In a start-up hub in the heart of Cairo, some of the Middle East’s brightest minds are turning innovative technologies into exciting business models. When I toured the Greek Campus technology park a few months ago, the optimism was palpable.
It made sense. In a region that has struggled to find its economic footing since the Arab Spring – and where conflicts still rage in Syria, Yemen and parts of Iraq – the entrepreneurial ideas being refined in innovation spaces like the Greek Campus, once part of the American University of Egypt, aren’t just symbolic. They are one of the keys to the Middle East and North Africa’s future, playing a role in helping to build inclusive growth, end poverty, fight climate change and create jobs.
That’s because start-ups contribute significantly to employment, economic growth, competitiveness and productivity. These companies introduce new products, adopt cutting-edge technology and open new markets. The result can be a major contribution to a sustainable and inclusive private-sector development.
A cash-less revolution in Egypt
Several successful start-ups are already finding vast audiences for their products and services in the Middle East and North Africa. One example is Souq, an online retailer based in the United Arab Emirates that was purchased in March by Amazon. Souq led a revolution in e-commerce in the region that has powered cross-border trade and improved consumer choice.
In Egypt, another company, Fawry, has developed a game-changing electronic payment system that has freed consumers and businesses from using cumbersome cash. More than 20 million Egyptians, including many small business owners, now use the service, which processes 1.5 million payments a day.
Entrepreneurs also can help the region address a number of stiff – but not insurmountable – challenges.
Joblessness is one of the most critical. Nearly one out of three young people in the region is unemployed. Those who do have jobs often work for the public sector, the Arab world’s biggest employer. In the Gulf states, Egypt, Iraq, Jordan, and Tunisia, governments account for 60-80% of all formal employment, an unsustainable situation.

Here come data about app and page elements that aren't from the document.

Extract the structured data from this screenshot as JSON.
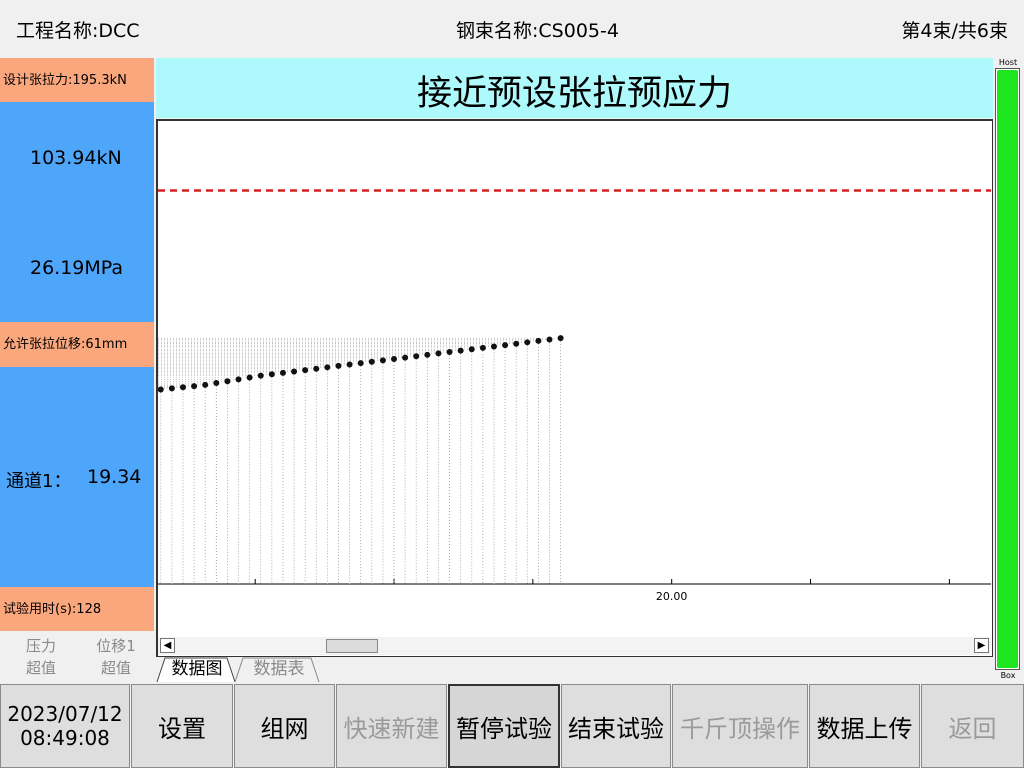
{
  "header": {
    "project": "工程名称:DCC",
    "strand": "钢束名称:CS005-4",
    "counter": "第4束/共6束"
  },
  "left_panel": {
    "design_force": "设计张拉力:195.3kN",
    "force_value": "103.94kN",
    "pressure_value": "26.19MPa",
    "allowed_disp": "允许张拉位移:61mm",
    "channel_label": "通道1：",
    "channel_value": "19.34",
    "elapsed": "试验用时(s):128",
    "legend": {
      "pressure": "压力",
      "pressure_status": "超值",
      "disp": "位移1",
      "disp_status": "超值"
    }
  },
  "status": "接近预设张拉预应力",
  "tabs": [
    "数据图",
    "数据表"
  ],
  "gauge": {
    "top_label": "Host",
    "bottom_label": "Box",
    "fill_fraction": 1.0,
    "color": "#1ee61e"
  },
  "datetime": {
    "date": "2023/07/12",
    "time": "08:49:08"
  },
  "buttons": {
    "settings": "设置",
    "network": "组网",
    "quick_new": "快速新建",
    "pause": "暂停试验",
    "end": "结束试验",
    "jack": "千斤顶操作",
    "upload": "数据上传",
    "back": "返回"
  },
  "chart_data": {
    "type": "scatter",
    "x_tick_labels": [
      "20.00"
    ],
    "x_ticks": [
      5,
      10,
      15,
      20,
      25,
      30
    ],
    "xlim": [
      1.5,
      31.5
    ],
    "ylim": [
      0,
      200
    ],
    "target_line": 170,
    "series": [
      {
        "x": [
          1.6,
          2.0,
          2.4,
          2.8,
          3.2,
          3.6,
          4.0,
          4.4,
          4.8,
          5.2,
          5.6,
          6.0,
          6.4,
          6.8,
          7.2,
          7.6,
          8.0,
          8.4,
          8.8,
          9.2,
          9.6,
          10.0,
          10.4,
          10.8,
          11.2,
          11.6,
          12.0,
          12.4,
          12.8,
          13.2,
          13.6,
          14.0,
          14.4,
          14.8,
          15.2,
          15.6,
          16.0
        ],
        "y": [
          84,
          84.5,
          85,
          85.5,
          86,
          86.8,
          87.6,
          88.4,
          89.2,
          90,
          90.6,
          91.2,
          91.8,
          92.4,
          93,
          93.6,
          94.2,
          94.8,
          95.4,
          96,
          96.6,
          97.2,
          97.8,
          98.4,
          99,
          99.6,
          100.2,
          100.8,
          101.4,
          102,
          102.6,
          103.2,
          103.8,
          104.4,
          105,
          105.6,
          106.2
        ]
      }
    ]
  }
}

But small businesses aren’t positioned now to create jobs desperately needed by the region. These businesses can’t access the credit needed to expand and hire new workers. The region has 23 million small and medium-sized enterprises, accounting for up to 90% of all formal private-sector enterprises. Yet they receive only 8% of bank lending.
Capital-starved entrepreneurs have few options outside banks. Despite a growing number of accelerators and seed funds in the region, the venture capital market is still nascent, forcing most start-ups to fund their ideas on their own.
Even well-financed entrepreneurs still face other obstacles, some of them due to their own lack of experience. There is little formal education for entrepreneurs and only a handful of networks that support start-ups. Gender bias, too, plays a restricting factor. Nearly every economy in the Middle East and North Africa has at least one restriction that hinders women’s ability to get work.
Making every dollar count
So how can we help more companies like Souq and Fawry overcome these hurdles?
First, countries need to reform their bankruptcy laws. Start-ups take risks. Yet existing regulations make it difficult to liquidate companies, which decreases the chances of creditors recovering their loans. This increases the cost of debt. An important part of the reform is to abolish jail sanctions for non-fraudulent bankruptcies.
Second, many countries have labor laws that make it hard for businesses to both recruit and let go staff, and for ambitious workers to move across markets in the region. That needs to change because start-ups already operating on tight budgets need to make every dollar count.
Third, countries should revisit restrictions on foreign ownership and strengthen intellectual property laws to protect these entrepreneurs’ hard-won innovations. Doing so would allow more investment to flow into the region.
In many places, the private sector still plays second fiddle to state-run companies. Governments need to reassess that balance and adopt reforms that unlock the potential of private businesses. Global development finance institutions like World Bank Group – which includes my institution, the International Finance Corporation (IFC), the private-sector arm of the World Bank Group – have a key role to play. We can be a bridge between governments and the private sector.
This bridge will help develop new markets for entrepreneurs and increase private participation in state-dominated markets. That is at the heart of IFC’s new strategy of creating new markets and opportunities in low- and middle-income countries. I see a great opportunity in MENA. By addressing the bottlenecks that stifle entrepreneurship, the region can deliver sustainable economic growth and create opportunities for millions of people. This is the kind of future that is possible.